18. BROOKLYN NETS: The Nets have a--how shall we say this--a fluid point guard situation with potential free agents Deron Williams and Jordan Farmar maybe staying or maybe going. Guard Tyshawn Taylor is quite a find for Brooklyn at No. 41. He may end up playing more than you'd expect a second-rounder to play. Brooklyn also added some draft-and-stash prospects later in the second round--small forward Tornike Shengelia with the 54th pick and power forward Ilkan Karaman with the 57th pick.
19. OKLAHOMA CITY THUNDER: The Thunder had one first-round draft pick, taking reserve power forward Perry Jones at No. 28. I don't see him getting much playing time for the Thunder as a rookie.
20. TORONTO RAPTORS: The Raptors surprised everybody by taking a reserve shooting guard Terrence Ross at No. 8. Toronto's draft could have been--should have been--so much better. The Raptors then added a couple second-rounders in forward Quincy Acy at No. 37 and project power forward Tomislav Zubcic at No. 56.
21. ORLANDO MAGIC: The Magic really needed another big and found a nice reserve in 6-10, 234-pound power forward Andrew Nicholson at No. 19, while also adding another power forward in Kyle O'Quinn at No. 49.
22. INDIANA PACERS: The Pacers had a first- and a second-round draft pick, taking center Miles Plumlee at No. 26 and shooting guard Orlando Johnson at No. 36.
23. ATLANTA HAWKS: The Hawks had a first- and a second-round draft pick, taking shooter supreme John Jenkins at No. 23 and power forward Mike Scott at No. 43.
24. DALLAS MAVERICKS: The Mavs mostly picked up NBA roster filler in defensive guard Jared Cunningham at No. 24, 27-year-old center Bernard James at No. 33 and forward Jae Crowder at No. 34. Dallas sacrificed its No. 17 pick in the Cleveland trade for Cunningham, James and Crowder because it wanted to clear Kelenna Azubuike's $1 million salary, in hopes of making every dollar available for wooing free agent Deron Williams Sunday. So basically, the Mavericks sacrificed the draft for free agency.
25. MIAMI HEAT: The Heat only had one draft pick, taking draft-and-stash 22-year-old center Justin Hamilton at No. 45. Miami did acquire a future lottery-protected first-round pick by trading the No. 27 pick to Philadelphia.
26. NEW YORK KNICKS: The Knicks only had one draft pick, taking small forward Kostas Papanikolaou at No. 48.
27. LOS ANGELES CLIPPERS: The Clippers only had one draft pick, taking power forward Furkan Aldemir at No. 53.
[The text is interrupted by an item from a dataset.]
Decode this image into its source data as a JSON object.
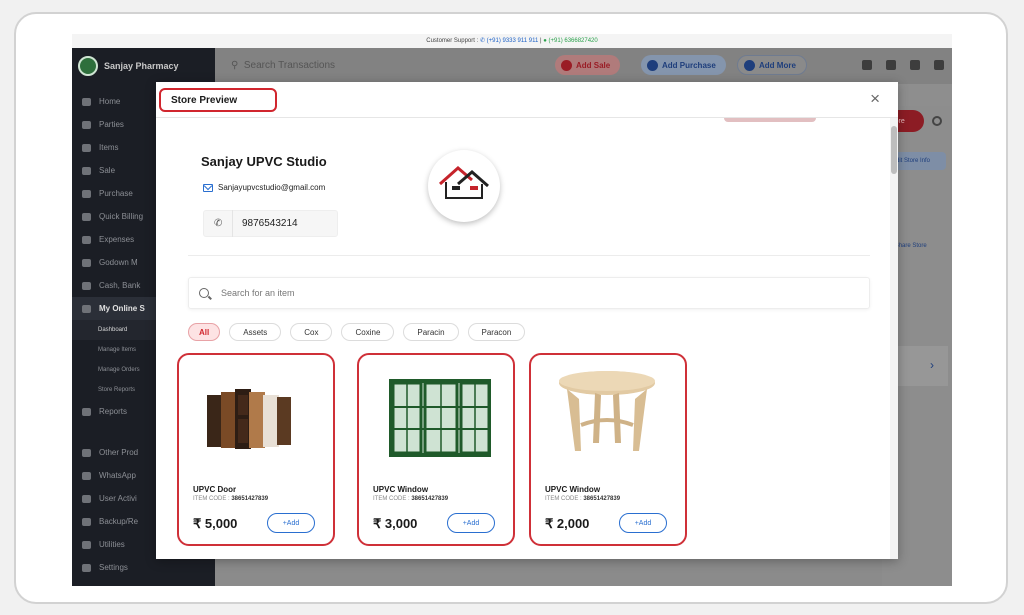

28. LOS ANGELES LAKERS: The Lakers had two second-round picks, taking combo guard Darius Johnson-Odom at No. 55 and center Robert Sacre at No. 60.
29. UTAH JAZZ: The Jazz only had one draft pick, taking shooting guard Kevin Murphy at No. 47.
30. SAN ANTONIO SPURS: The Spurs only had one draft pick, taking combo guard Marcus Denmon at No. 59